Dividend Plans or Growth Plans
Dividend plans offer regular income through dividend declaration. On the other hand, no dividend is declared by growth plans and appreciation of fund is reflected in higher unit value.
Dividends received from liquid funds are not taxed in the hands of resident individual investors but fund has to pay dividend distribution tax @28.84% (including surcharge and cess) which is funded through NAV of the fund only and thus it implies taxing the investor at 28.84%. Thus, it is only marginally better for the investors taxed at 30%. Hence, the decision for investors being taxed at lower rates is easy in favour of growth plans.
A rough calculation for a person having Rs. 25,000 monthly expenses and therefore keeping 6 month’s funds as emergency funds in savings account shows that he is losing Rs. 5,250 every year by just not keeping the funds invested in a liquid fund giving average returns of 7.5%. That’s more than 20% of your one month’s expense, which can be funded from these funds itself.
So, it’s time to change your thinking and get your funds to work harder and yield smarter with liquid funds.
We are pleased to showcase, Simardeep Singh, the proud winner of #MoneyViewTwitterActivity on the blog today. He is a Chartered Accountant based in Delhi.
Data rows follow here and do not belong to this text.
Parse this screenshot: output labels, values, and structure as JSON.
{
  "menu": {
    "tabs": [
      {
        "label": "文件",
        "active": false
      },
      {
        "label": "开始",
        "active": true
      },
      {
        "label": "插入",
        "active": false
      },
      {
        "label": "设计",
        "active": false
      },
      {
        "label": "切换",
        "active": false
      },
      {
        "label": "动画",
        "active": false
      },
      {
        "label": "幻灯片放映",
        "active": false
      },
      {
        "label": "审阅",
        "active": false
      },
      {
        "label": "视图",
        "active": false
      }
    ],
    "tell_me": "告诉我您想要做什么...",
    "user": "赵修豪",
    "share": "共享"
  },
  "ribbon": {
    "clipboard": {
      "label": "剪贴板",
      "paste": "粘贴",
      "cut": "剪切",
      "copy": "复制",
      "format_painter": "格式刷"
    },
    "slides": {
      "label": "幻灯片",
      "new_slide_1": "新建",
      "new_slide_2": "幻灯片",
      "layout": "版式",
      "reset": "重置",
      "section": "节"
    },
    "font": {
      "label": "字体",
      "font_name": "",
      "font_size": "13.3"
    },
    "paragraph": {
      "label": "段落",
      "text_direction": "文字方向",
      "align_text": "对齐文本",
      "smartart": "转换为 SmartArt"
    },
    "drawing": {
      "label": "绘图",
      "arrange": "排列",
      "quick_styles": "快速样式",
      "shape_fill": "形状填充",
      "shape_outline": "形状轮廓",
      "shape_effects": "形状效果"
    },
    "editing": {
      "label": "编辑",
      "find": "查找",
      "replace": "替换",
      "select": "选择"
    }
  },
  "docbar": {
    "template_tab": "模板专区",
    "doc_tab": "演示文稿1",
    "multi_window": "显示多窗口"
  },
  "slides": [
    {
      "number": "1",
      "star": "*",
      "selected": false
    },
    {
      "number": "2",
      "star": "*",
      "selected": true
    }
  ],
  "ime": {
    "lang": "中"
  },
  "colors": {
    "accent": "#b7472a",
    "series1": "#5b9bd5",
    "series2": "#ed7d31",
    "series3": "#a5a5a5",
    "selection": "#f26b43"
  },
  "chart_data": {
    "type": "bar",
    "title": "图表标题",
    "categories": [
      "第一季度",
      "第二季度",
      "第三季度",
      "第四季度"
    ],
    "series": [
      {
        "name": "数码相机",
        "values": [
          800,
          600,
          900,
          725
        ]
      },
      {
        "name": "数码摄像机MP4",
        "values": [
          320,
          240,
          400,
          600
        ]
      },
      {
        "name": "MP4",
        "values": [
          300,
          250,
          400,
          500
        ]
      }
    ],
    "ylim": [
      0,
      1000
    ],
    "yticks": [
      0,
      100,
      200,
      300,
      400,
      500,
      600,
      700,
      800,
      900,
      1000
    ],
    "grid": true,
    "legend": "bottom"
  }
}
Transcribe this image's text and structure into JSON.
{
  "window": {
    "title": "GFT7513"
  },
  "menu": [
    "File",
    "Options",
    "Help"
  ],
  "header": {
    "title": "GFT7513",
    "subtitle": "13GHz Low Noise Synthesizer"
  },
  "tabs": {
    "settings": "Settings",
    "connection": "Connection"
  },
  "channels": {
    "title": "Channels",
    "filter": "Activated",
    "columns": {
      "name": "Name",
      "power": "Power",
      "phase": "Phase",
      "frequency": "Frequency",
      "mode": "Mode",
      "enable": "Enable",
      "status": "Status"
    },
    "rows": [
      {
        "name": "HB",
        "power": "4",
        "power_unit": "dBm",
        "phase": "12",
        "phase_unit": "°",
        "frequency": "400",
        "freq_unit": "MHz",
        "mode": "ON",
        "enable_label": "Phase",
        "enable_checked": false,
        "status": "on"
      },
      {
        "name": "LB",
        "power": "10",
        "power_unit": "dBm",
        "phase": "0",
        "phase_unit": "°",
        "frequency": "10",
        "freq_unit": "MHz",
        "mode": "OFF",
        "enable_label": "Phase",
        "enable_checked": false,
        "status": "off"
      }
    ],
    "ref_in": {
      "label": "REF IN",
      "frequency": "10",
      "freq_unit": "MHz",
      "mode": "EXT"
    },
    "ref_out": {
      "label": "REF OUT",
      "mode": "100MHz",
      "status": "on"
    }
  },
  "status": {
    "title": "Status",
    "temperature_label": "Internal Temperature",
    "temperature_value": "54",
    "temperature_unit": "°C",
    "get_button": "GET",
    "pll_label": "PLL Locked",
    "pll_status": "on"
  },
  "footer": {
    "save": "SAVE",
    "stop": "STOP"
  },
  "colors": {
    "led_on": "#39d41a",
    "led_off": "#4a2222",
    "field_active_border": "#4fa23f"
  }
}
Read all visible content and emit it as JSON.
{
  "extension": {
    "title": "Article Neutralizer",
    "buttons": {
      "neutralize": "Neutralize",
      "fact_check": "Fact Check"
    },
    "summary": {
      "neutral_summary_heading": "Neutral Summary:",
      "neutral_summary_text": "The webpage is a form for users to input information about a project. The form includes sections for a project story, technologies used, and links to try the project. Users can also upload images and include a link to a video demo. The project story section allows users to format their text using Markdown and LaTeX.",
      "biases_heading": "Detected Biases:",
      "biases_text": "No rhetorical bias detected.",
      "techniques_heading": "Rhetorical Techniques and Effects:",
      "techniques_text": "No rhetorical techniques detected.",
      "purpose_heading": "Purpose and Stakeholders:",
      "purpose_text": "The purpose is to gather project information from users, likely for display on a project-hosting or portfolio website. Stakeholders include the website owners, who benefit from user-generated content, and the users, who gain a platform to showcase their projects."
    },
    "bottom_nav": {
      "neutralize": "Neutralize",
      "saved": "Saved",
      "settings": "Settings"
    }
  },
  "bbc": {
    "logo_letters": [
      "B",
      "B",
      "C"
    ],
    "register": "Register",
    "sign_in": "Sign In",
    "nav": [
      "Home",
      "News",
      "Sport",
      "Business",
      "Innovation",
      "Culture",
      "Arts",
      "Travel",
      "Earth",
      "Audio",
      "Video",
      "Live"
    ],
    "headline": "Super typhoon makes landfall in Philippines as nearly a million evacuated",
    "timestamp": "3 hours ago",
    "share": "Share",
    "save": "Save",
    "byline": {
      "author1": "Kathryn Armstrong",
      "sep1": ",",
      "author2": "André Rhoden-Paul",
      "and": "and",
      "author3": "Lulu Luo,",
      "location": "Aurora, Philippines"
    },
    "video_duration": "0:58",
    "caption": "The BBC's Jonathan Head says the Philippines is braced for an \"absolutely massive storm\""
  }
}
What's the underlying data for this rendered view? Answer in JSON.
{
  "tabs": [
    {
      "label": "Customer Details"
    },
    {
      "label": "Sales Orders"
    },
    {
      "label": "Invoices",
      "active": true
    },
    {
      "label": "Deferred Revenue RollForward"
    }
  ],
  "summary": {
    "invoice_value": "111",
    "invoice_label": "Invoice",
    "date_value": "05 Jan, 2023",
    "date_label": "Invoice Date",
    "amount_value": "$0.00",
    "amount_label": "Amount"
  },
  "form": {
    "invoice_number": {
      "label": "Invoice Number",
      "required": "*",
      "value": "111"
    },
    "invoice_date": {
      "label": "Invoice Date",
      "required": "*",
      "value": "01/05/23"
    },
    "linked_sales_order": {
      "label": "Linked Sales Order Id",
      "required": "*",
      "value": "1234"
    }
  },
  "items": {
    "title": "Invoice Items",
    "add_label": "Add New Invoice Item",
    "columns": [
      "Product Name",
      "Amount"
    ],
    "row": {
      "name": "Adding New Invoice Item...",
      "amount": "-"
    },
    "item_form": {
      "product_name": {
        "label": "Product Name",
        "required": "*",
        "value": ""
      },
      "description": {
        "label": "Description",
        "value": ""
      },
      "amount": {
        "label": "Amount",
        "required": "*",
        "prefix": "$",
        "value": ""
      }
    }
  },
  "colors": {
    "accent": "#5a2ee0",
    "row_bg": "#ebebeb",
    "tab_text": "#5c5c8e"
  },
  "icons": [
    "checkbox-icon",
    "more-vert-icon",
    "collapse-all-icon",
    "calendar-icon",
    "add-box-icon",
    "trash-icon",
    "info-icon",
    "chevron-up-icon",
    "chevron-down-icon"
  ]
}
He loves sharing his knowledge about personal finance and investment. He blogs regularly at www.simardeep.com.